- _Provided information_
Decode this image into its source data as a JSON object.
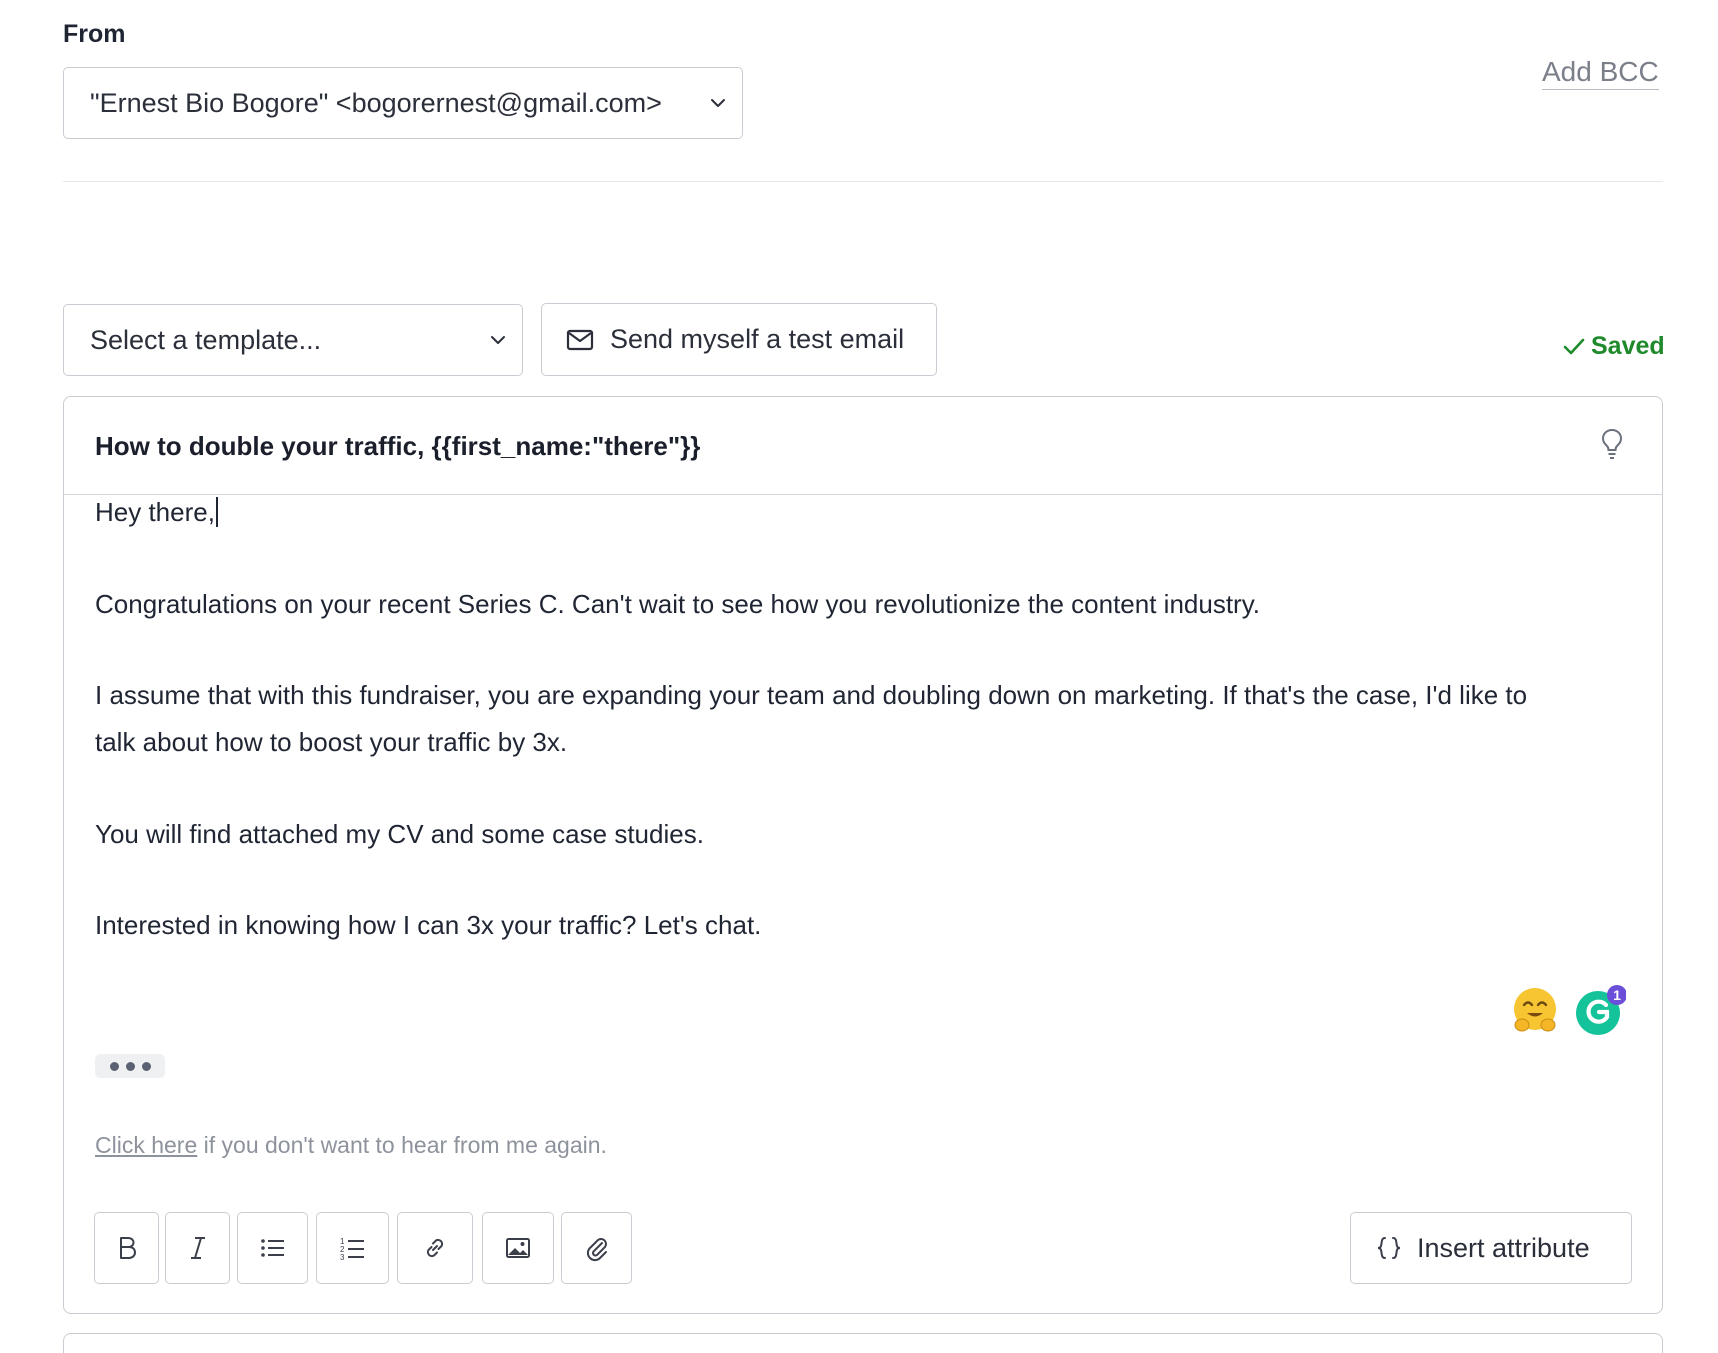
{
  "from": {
    "label": "From",
    "selected": "\"Ernest Bio Bogore\" <bogorernest@gmail.com>",
    "add_bcc": "Add BCC"
  },
  "toolbar_top": {
    "template_placeholder": "Select a template...",
    "test_email_label": "Send myself a test email",
    "saved_label": "Saved"
  },
  "editor": {
    "subject": "How to double your traffic, {{first_name:\"there\"}}",
    "body": {
      "greeting": "Hey there,",
      "p1": "Congratulations on your recent Series C. Can't wait to see how you revolutionize the content industry.",
      "p2_line1": "I assume that with this fundraiser, you are expanding your team and doubling down on marketing. If that's the case, I'd like to",
      "p2_line2": "talk about how to boost your traffic by 3x.",
      "p3": "You will find attached my CV and some case studies.",
      "p4": "Interested in knowing how I can 3x your traffic? Let's chat."
    },
    "unsubscribe": {
      "link": "Click here",
      "rest": " if you don't want to hear from me again."
    },
    "grammarly_badge": "1",
    "icons": [
      "lightbulb-icon",
      "hugging-face-emoji",
      "grammarly-icon"
    ]
  },
  "format_toolbar": {
    "tools": [
      "bold",
      "italic",
      "bullet-list",
      "numbered-list",
      "link",
      "image",
      "attachment"
    ],
    "insert_attribute_label": "Insert attribute"
  },
  "colors": {
    "saved_green": "#1f8a2c",
    "border": "#c9ccd2",
    "grammarly_green": "#15c39a",
    "badge_purple": "#6b4fd8"
  }
}
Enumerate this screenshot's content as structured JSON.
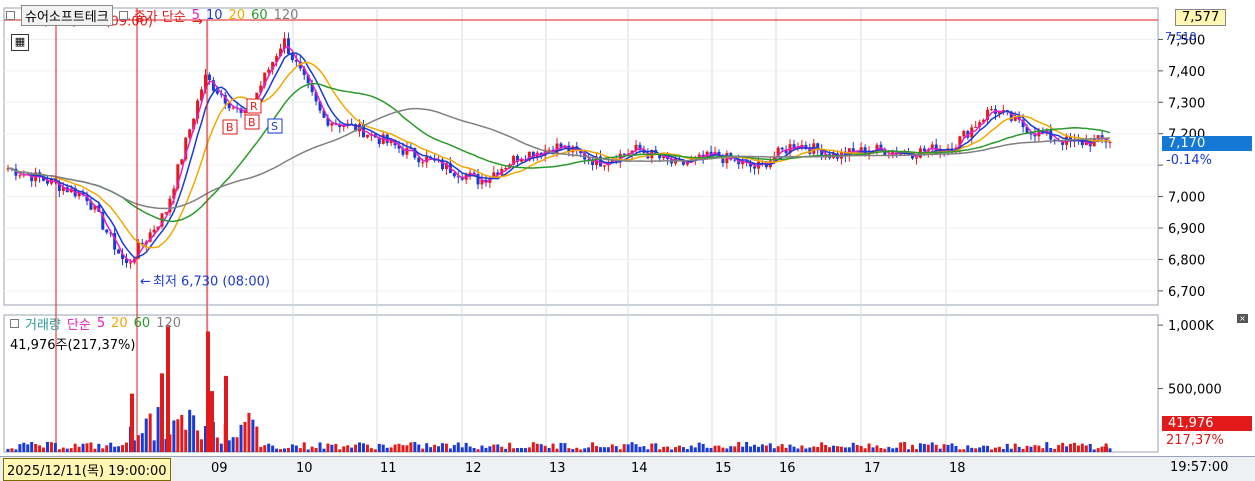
{
  "stock_name": "슈어소프트테크",
  "price_legend": {
    "label": "종가 단순",
    "ma": [
      "5",
      "10",
      "20",
      "60",
      "120"
    ]
  },
  "volume_legend": {
    "label": "거래량",
    "ma_label": "단순",
    "ma": [
      "5",
      "20",
      "60",
      "120"
    ]
  },
  "volume_info": "41,976주(217,37%)",
  "high_annotation": "최고 7,560 (09:00)",
  "low_annotation": "최저 6,730 (08:00)",
  "right_tags": {
    "ref_price": "7,577",
    "small_label": "7,510",
    "current_price": "7,170",
    "change_pct": "-0.14%",
    "volume": "41,976",
    "volume_pct": "217,37%",
    "time": "19:57:00"
  },
  "x_axis": {
    "cursor_label": "2025/12/11(목) 19:00:00",
    "dates": [
      "09",
      "10",
      "11",
      "12",
      "13",
      "14",
      "15",
      "16",
      "17",
      "18"
    ]
  },
  "colors": {
    "up": "#e21a1a",
    "down": "#1a3ad6",
    "ma5": "#e81ec4",
    "ma10": "#1a3ad6",
    "ma20": "#f2a800",
    "ma60": "#2a9a2a",
    "ma120": "#808080"
  },
  "signals": [
    "R",
    "B",
    "B",
    "S"
  ],
  "chart_data": [
    {
      "type": "line",
      "name": "price",
      "yticks": [
        6700,
        6800,
        6900,
        7000,
        7100,
        7200,
        7300,
        7400,
        7500
      ],
      "ytick_labels": [
        "6,700",
        "6,800",
        "6,900",
        "7,000",
        "",
        "7,200",
        "7,300",
        "7,400",
        "7,500"
      ],
      "ylim": [
        6655,
        7600
      ],
      "x": [
        "08",
        "09",
        "10",
        "11",
        "12",
        "13",
        "14",
        "15",
        "16",
        "17",
        "18"
      ],
      "close_anchors": [
        7090,
        7050,
        7000,
        6780,
        6950,
        7380,
        7250,
        7500,
        7250,
        7210,
        7150,
        7100,
        7050,
        7130,
        7160,
        7110,
        7150,
        7100,
        7130,
        7090,
        7170,
        7130,
        7150,
        7140,
        7160,
        7280,
        7210,
        7170,
        7180
      ],
      "high": 7560,
      "low": 6730,
      "last": 7170,
      "change_pct": -0.14
    },
    {
      "type": "bar",
      "name": "volume",
      "yticks": [
        500000,
        1000000
      ],
      "ytick_labels": [
        "500,000",
        "1,000K"
      ],
      "ylim": [
        0,
        1080000
      ],
      "spikes": [
        950000,
        1000000,
        620000,
        600000,
        480000,
        460000
      ],
      "last": 41976
    }
  ]
}
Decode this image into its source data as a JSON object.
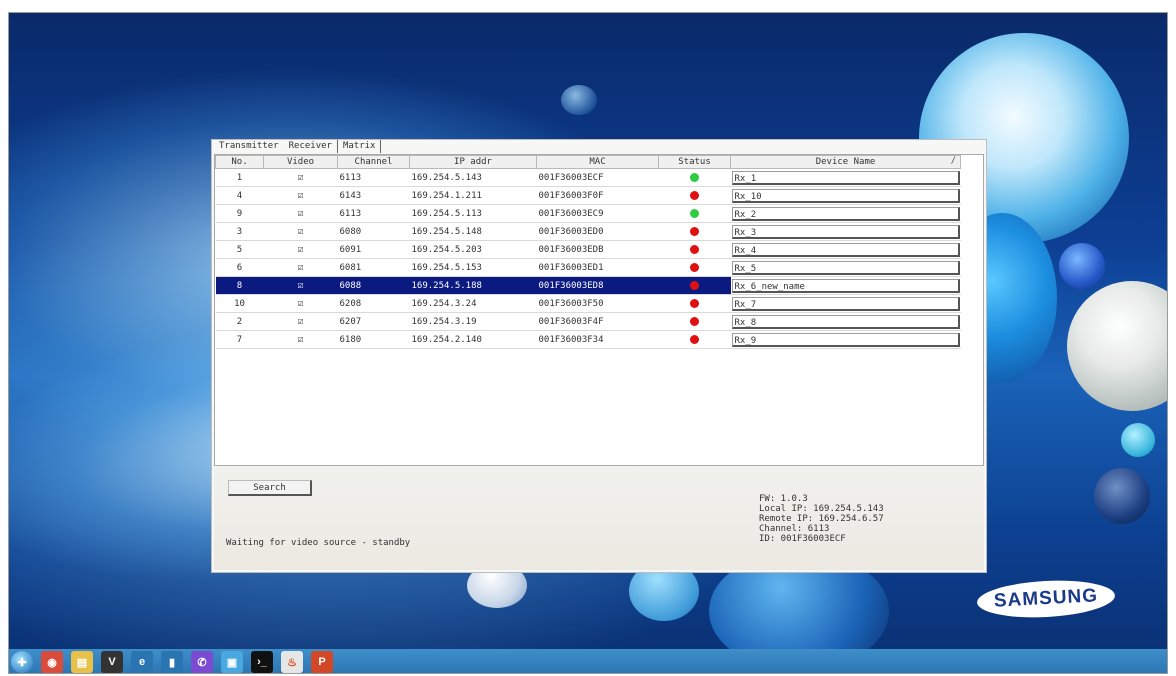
{
  "tabs": [
    {
      "label": "Transmitter"
    },
    {
      "label": "Receiver"
    },
    {
      "label": "Matrix"
    }
  ],
  "table": {
    "columns": [
      "No.",
      "Video",
      "Channel",
      "IP addr",
      "MAC",
      "Status",
      "Device Name"
    ],
    "column_end_mark": "/",
    "rows": [
      {
        "no": "1",
        "video": "☑",
        "channel": "6113",
        "ip": "169.254.5.143",
        "mac": "001F36003ECF",
        "status": "green",
        "name": "Rx_1"
      },
      {
        "no": "4",
        "video": "☑",
        "channel": "6143",
        "ip": "169.254.1.211",
        "mac": "001F36003F0F",
        "status": "red",
        "name": "Rx_10"
      },
      {
        "no": "9",
        "video": "☑",
        "channel": "6113",
        "ip": "169.254.5.113",
        "mac": "001F36003EC9",
        "status": "green",
        "name": "Rx_2"
      },
      {
        "no": "3",
        "video": "☑",
        "channel": "6080",
        "ip": "169.254.5.148",
        "mac": "001F36003ED0",
        "status": "red",
        "name": "Rx_3"
      },
      {
        "no": "5",
        "video": "☑",
        "channel": "6091",
        "ip": "169.254.5.203",
        "mac": "001F36003EDB",
        "status": "red",
        "name": "Rx_4"
      },
      {
        "no": "6",
        "video": "☑",
        "channel": "6081",
        "ip": "169.254.5.153",
        "mac": "001F36003ED1",
        "status": "red",
        "name": "Rx_5"
      },
      {
        "no": "8",
        "video": "☑",
        "channel": "6088",
        "ip": "169.254.5.188",
        "mac": "001F36003ED8",
        "status": "red",
        "name": "Rx_6_new_name",
        "selected": true
      },
      {
        "no": "10",
        "video": "☑",
        "channel": "6208",
        "ip": "169.254.3.24",
        "mac": "001F36003F50",
        "status": "red",
        "name": "Rx_7"
      },
      {
        "no": "2",
        "video": "☑",
        "channel": "6207",
        "ip": "169.254.3.19",
        "mac": "001F36003F4F",
        "status": "red",
        "name": "Rx_8"
      },
      {
        "no": "7",
        "video": "☑",
        "channel": "6180",
        "ip": "169.254.2.140",
        "mac": "001F36003F34",
        "status": "red",
        "name": "Rx_9"
      }
    ]
  },
  "search_label": "Search",
  "status_message": "Waiting for video source - standby",
  "info": {
    "fw": "FW: 1.0.3",
    "local_ip": "Local IP: 169.254.5.143",
    "remote_ip": "Remote IP: 169.254.6.57",
    "channel": "Channel: 6113",
    "id": "ID: 001F36003ECF"
  },
  "brand": "SAMSUNG",
  "colors": {
    "status_green": "#2ecc40",
    "status_red": "#e01010",
    "selection": "#0b1a80"
  },
  "taskbar": [
    {
      "name": "start-button-icon",
      "glyph": "✚",
      "bg": "#3aa0e0"
    },
    {
      "name": "chrome-icon",
      "glyph": "◉",
      "bg": "#d94b3a"
    },
    {
      "name": "file-explorer-icon",
      "glyph": "▤",
      "bg": "#e8c14a"
    },
    {
      "name": "vnc-icon",
      "glyph": "V",
      "bg": "#333333"
    },
    {
      "name": "internet-explorer-icon",
      "glyph": "e",
      "bg": "#2b74b2"
    },
    {
      "name": "document-icon",
      "glyph": "▮",
      "bg": "#2b74b2"
    },
    {
      "name": "viber-icon",
      "glyph": "✆",
      "bg": "#7b4bd1"
    },
    {
      "name": "remote-desktop-icon",
      "glyph": "▣",
      "bg": "#4aa8e0"
    },
    {
      "name": "command-prompt-icon",
      "glyph": "›_",
      "bg": "#111111"
    },
    {
      "name": "java-icon",
      "glyph": "♨",
      "bg": "#e6e6e6"
    },
    {
      "name": "powerpoint-icon",
      "glyph": "P",
      "bg": "#d24726"
    }
  ]
}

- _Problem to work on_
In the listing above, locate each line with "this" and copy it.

- _Answer box_
Decode this image into its source data as a JSON object.
      "p2_line1": "I assume that with this fundraiser, you are expanding your team and doubling down on marketing. If that's the case, I'd like to",
Enumerate this screenshot's content as structured JSON.
Decode this image into its source data as a JSON object.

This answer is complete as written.